Specialty Crop Reminder: Chlorpyrifos Banned After Feb. 28

Jim Rogers Agri-business, Environment

Specialty crop producers in Alabama, Florida, Georgia and surrounding states are reminded that the tolerances for chlorpyrifos will expire on Feb. 28.

Chlorpyrifos

Any application of chlorpyrifos to a food crop, such as onions or sweet potatoes, after Feb. 28 will make the crop adulterated. The result is that it cannot be harvested and sold.

If a farmer harvests in April and they treated their crop with chlorpyrifos in February, they are okay. If they harvest in April and treat their crop on March 1 or later, it is illegal.

While the ban is applicable to all vegetable crops, chlorpyrifos or Lorsban, is used primarily in vegetable production for soil insects in onion and sweet potato acreage.

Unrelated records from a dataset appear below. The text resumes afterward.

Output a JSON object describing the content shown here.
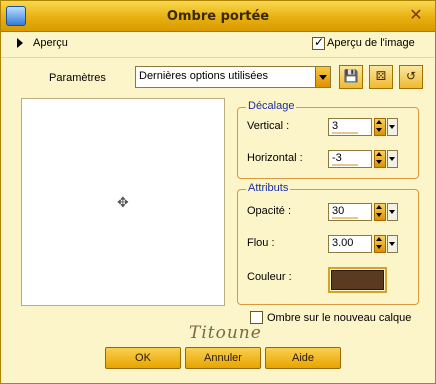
{
  "window": {
    "title": "Ombre portée"
  },
  "toolbar": {
    "apercu_label": "Aperçu",
    "apercu_image_label": "Aperçu de l'image",
    "apercu_image_checked": true
  },
  "parametres": {
    "label": "Paramètres",
    "preset_value": "Dernières options utilisées"
  },
  "decalage": {
    "title": "Décalage",
    "vertical_label": "Vertical :",
    "vertical_value": "3",
    "horizontal_label": "Horizontal :",
    "horizontal_value": "-3"
  },
  "attributs": {
    "title": "Attributs",
    "opacite_label": "Opacité :",
    "opacite_value": "30",
    "flou_label": "Flou :",
    "flou_value": "3.00",
    "couleur_label": "Couleur :",
    "couleur_hex": "#5a3a20"
  },
  "ombre_nouveau_calque": {
    "label": "Ombre sur le nouveau calque",
    "checked": false
  },
  "logo_text": "Titoune",
  "buttons": {
    "ok": "OK",
    "annuler": "Annuler",
    "aide": "Aide"
  },
  "icons": {
    "app": "app-icon",
    "close": "close-icon",
    "save": "save-preset-icon",
    "randomize": "randomize-icon",
    "reset": "reset-icon"
  },
  "colors": {
    "titlebar": "#e8b010",
    "panel": "#fbf5c9",
    "group_title": "#1a2fa0"
  }
}
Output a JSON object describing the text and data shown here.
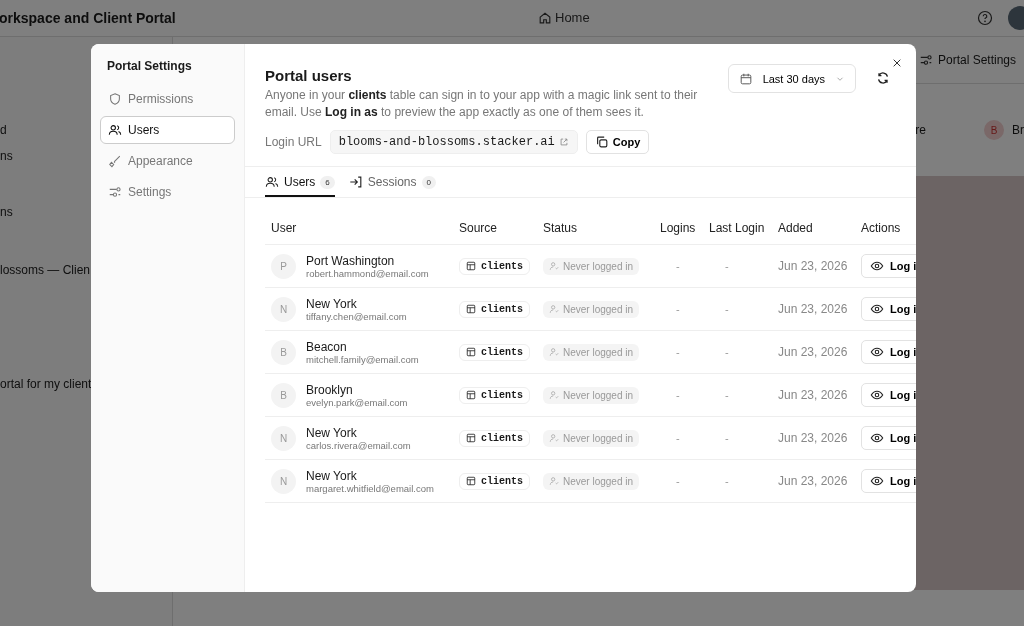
{
  "app": {
    "title": "orkspace and Client Portal",
    "home": "Home",
    "sidebar_fragments": [
      "d",
      "ns",
      "ns",
      "lossoms — Clien",
      "ortal for my client"
    ],
    "portal_settings": "Portal Settings",
    "filter_fragment": "re",
    "user_initial": "B",
    "user_fragment": "Br"
  },
  "modal": {
    "nav_title": "Portal Settings",
    "nav": [
      {
        "label": "Permissions",
        "selected": false
      },
      {
        "label": "Users",
        "selected": true
      },
      {
        "label": "Appearance",
        "selected": false
      },
      {
        "label": "Settings",
        "selected": false
      }
    ],
    "title": "Portal users",
    "description": "Anyone in your **clients** table can sign in to your app with a magic link sent to their email. Use **Log in as** to preview the app exactly as one of them sees it.",
    "login_url_label": "Login URL",
    "login_url": "blooms-and-blossoms.stacker.ai",
    "copy": "Copy",
    "date_range": "Last 30 days",
    "tabs": [
      {
        "label": "Users",
        "count": "6",
        "selected": true
      },
      {
        "label": "Sessions",
        "count": "0",
        "selected": false
      }
    ],
    "columns": [
      "User",
      "Source",
      "Status",
      "Logins",
      "Last Login",
      "Added",
      "Actions"
    ],
    "rows": [
      {
        "initial": "P",
        "name": "Port Washington",
        "email": "robert.hammond@email.com",
        "source": "clients",
        "status": "Never logged in",
        "logins": "-",
        "last_login": "-",
        "added": "Jun 23, 2026",
        "action": "Log i"
      },
      {
        "initial": "N",
        "name": "New York",
        "email": "tiffany.chen@email.com",
        "source": "clients",
        "status": "Never logged in",
        "logins": "-",
        "last_login": "-",
        "added": "Jun 23, 2026",
        "action": "Log i"
      },
      {
        "initial": "B",
        "name": "Beacon",
        "email": "mitchell.family@email.com",
        "source": "clients",
        "status": "Never logged in",
        "logins": "-",
        "last_login": "-",
        "added": "Jun 23, 2026",
        "action": "Log i"
      },
      {
        "initial": "B",
        "name": "Brooklyn",
        "email": "evelyn.park@email.com",
        "source": "clients",
        "status": "Never logged in",
        "logins": "-",
        "last_login": "-",
        "added": "Jun 23, 2026",
        "action": "Log i"
      },
      {
        "initial": "N",
        "name": "New York",
        "email": "carlos.rivera@email.com",
        "source": "clients",
        "status": "Never logged in",
        "logins": "-",
        "last_login": "-",
        "added": "Jun 23, 2026",
        "action": "Log i"
      },
      {
        "initial": "N",
        "name": "New York",
        "email": "margaret.whitfield@email.com",
        "source": "clients",
        "status": "Never logged in",
        "logins": "-",
        "last_login": "-",
        "added": "Jun 23, 2026",
        "action": "Log i"
      }
    ]
  }
}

The final rule regarding the ban of chlorpyrifos by the Environmental Protection Agency (EPA) went into effect on Friday, Oct. 29. The revocations of the tolerances for all commodities goes into effect six months after the EPA’s ban.